Read Little Soldiers: An American Boy, a Chinese School, and the Global Race to Achieve Online Free - In the spirit of Battle Hymn of the Tiger Mother, Bringing up Bébé, and The Smartest Kids in the World, a hard-hitting exploration of China’s widely acclaimed yet insular education system—held up as a model of academic and behavioral excellence—that raises important questions for the future of American parenting and education.
When American mom Lenora Chu moved to China with her little boy, she faced a tough decision. China produced some of the world’s top academic achievers, and just down the street from her home in Shanghai was THE school, as far as elite Chinese were concerned. Should Lenora entrust her rambunctious young son to the system?
So began Rainey’s immersion in one of the most radical school systems on the planet. Almost immediately, the three-year-old began to develop surprising powers of concentration, became proficient in early math, and learned to obey his teachers’ every command. Yet Lenora also noticed disturbing new behaviors: Where he used to scribble and explore, Rainey grew obsessed with staying inside the lines. He became fearful of authority figures, and also developed a habit of obeisance outside of school. “If you want me to do it, I’ll do it,” he told a stranger who’d asked whether he liked to sing.
What was happening behind closed classroom doors? Driven by parental anxiety, Lenora embarked on a journalistic mission to discover: What price do the Chinese pay to produce their “smart” kids? How hard should the rest of us work to stay ahead of the global curve? And, ultimately, is China’s school system one the West should emulate?
She pulls the curtain back on a military-like education system, in which even the youngest kids submit to high-stakes tests, and parents are crippled by the pressure to compete (and sometimes to pay bribes). Yet, as mother-and-son reach new milestones, Lenora uncovers surprising nuggets of wisdom, such as the upside of student shame, how competition can motivate achievement, and why a cultural belief in hard work over innate talent gives the Chinese an advantage.

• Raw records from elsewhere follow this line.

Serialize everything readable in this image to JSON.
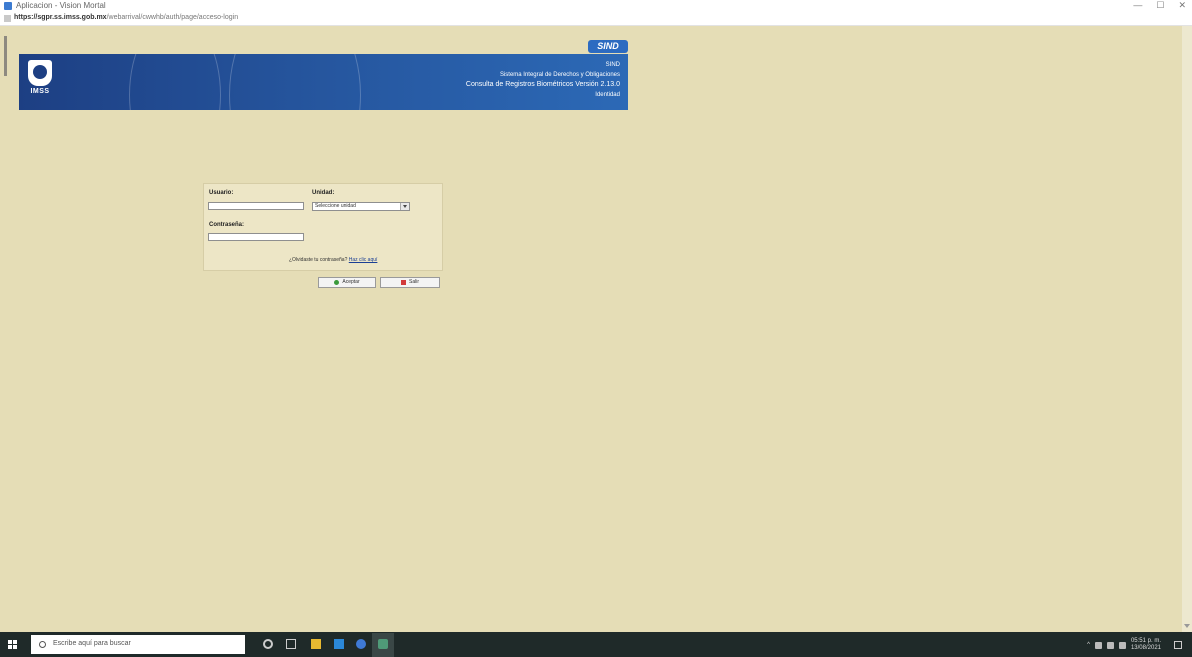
{
  "browser": {
    "window_title": "Aplicacion - Vision Mortal",
    "window_controls": [
      "—",
      "☐",
      "✕"
    ],
    "url_prefix": "https://sgpr.ss.imss.gob.mx",
    "url_rest": "/webarrival/cwwhb/auth/page/acceso-login"
  },
  "banner": {
    "logo_text": "IMSS",
    "brand_badge": "SIND",
    "line1": "SIND",
    "line2": "Sistema Integral de Derechos y Obligaciones",
    "line3": "Consulta de Registros Biométricos   Versión 2.13.0",
    "line4": "Identidad"
  },
  "login": {
    "usuario_label": "Usuario:",
    "usuario_value": "",
    "unidad_label": "Unidad:",
    "unidad_value": "Seleccione unidad",
    "contrasena_label": "Contraseña:",
    "contrasena_value": "",
    "forgot_text": "¿Olvidaste tu contraseña?",
    "forgot_link": "Haz clic aquí",
    "ok_button": "Aceptar",
    "exit_button": "Salir"
  },
  "taskbar": {
    "search_placeholder": "Escribe aquí para buscar",
    "clock_time": "05:51 p. m.",
    "clock_date": "13/08/2021"
  },
  "colors": {
    "page_background": "#e5ddb6",
    "banner_blue": "#25549c",
    "taskbar": "#1f2a29"
  },
  "icons": [
    "windows-start-icon",
    "search-icon",
    "cortana-icon",
    "task-view-icon",
    "file-explorer-icon",
    "store-icon",
    "internet-explorer-icon",
    "app-icon",
    "network-icon",
    "volume-icon",
    "notification-icon"
  ]
}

Lively and intimate, beautifully written and reported, Little Soldiers challenges our assumptions and asks us to reconsider the true value and purpose of education.
|Title||:||Little Soldiers: An American Boy, a Chinese School, and the Global Race to Achieve|
|Number of Pages||:||368 pages|
October 09, 2017
The author is born in Philadelphia and raised in Houston. She graduated from Columbia University with a degree in journalism. Her grandparents fled China during the Cultural Revolution and immigrated to the United States. Chu notes the irony that 50 years ago Mao conducted his anti-intellectual p...
October 16, 2017
I am struggling with writing this review because I have so many thoughts about the ideas presented in this book.
First of all, I found the first hand account of the author's experience to be fascinating and well written. The author is first generation American of Chinese descent, educated in Texa...
August 02, 2017
Many Westerners probably have a vague idea about the rigors of Chinese education, but this book sheds light on the system from a personal level, which makes the read that much more engaging. The author focuses on the system first by detailing her own (American) son's experiences in Chinese early...
September 06, 2017
***I received an ARC of this book through a GoodReads giveaway***
Approaching this book from the perspective of someone with some pre-existing understandings of the educational styles in East Asia, I found Little Soldiers to be both readable and relatable. Although the Japanese schooling system is...
October 11, 2017
I was given a copy of this book by Harper Collins in exchange for an honest review.
Today's post is on Little Soldiers: An American Boy, a Chinese School, and the Global Race to Achieve by Lenora Chu. It is 368 pages long and is published by Harper Collins. The cover is white with sharpened pencil...
October 16, 2017
I’m not a perfect parent. And I’m not an expert in education. Years ago when I was first divorced and raising my toddler as a single a mother, I didn’t speak Mandarin to him even though he spent his first two years hearing it from his grandparents (for the first year) and his father (until I left...
October 04, 2017
Loved it! I started this book with a preconception what Chinese schools must be like: authoritarian, group focused, and a obsession with studying and memorization that produced automatons devoid of critical thinking skills. The author's personal experience (from an American perspective) at the co...
August 31, 2017
I won a free copy of this book from the publisher in a Goodreads giveaway and an honest review was requested. This book is truly fascinating and I think a must-read for anyone interested in education. The author, an American woman of Chinese descent living in China, does a terrific job of interwe...
September 21, 2017
Little Soldiers is an insiders look at Shanghai elementary schools, through the lens of an American. The first part of the book is about the authors experience putting her son in preschool. I was enthralled with what I was reading...children threatened by the teachers, children made to sit perfec...
October 07, 2017
I picked up this book having a fair amount of knowledge about education in China and direct experience with education in Japan. There were no surprises for me here and I think that any educator can benefit from reading about how a different culture educates their children. Reading this book will...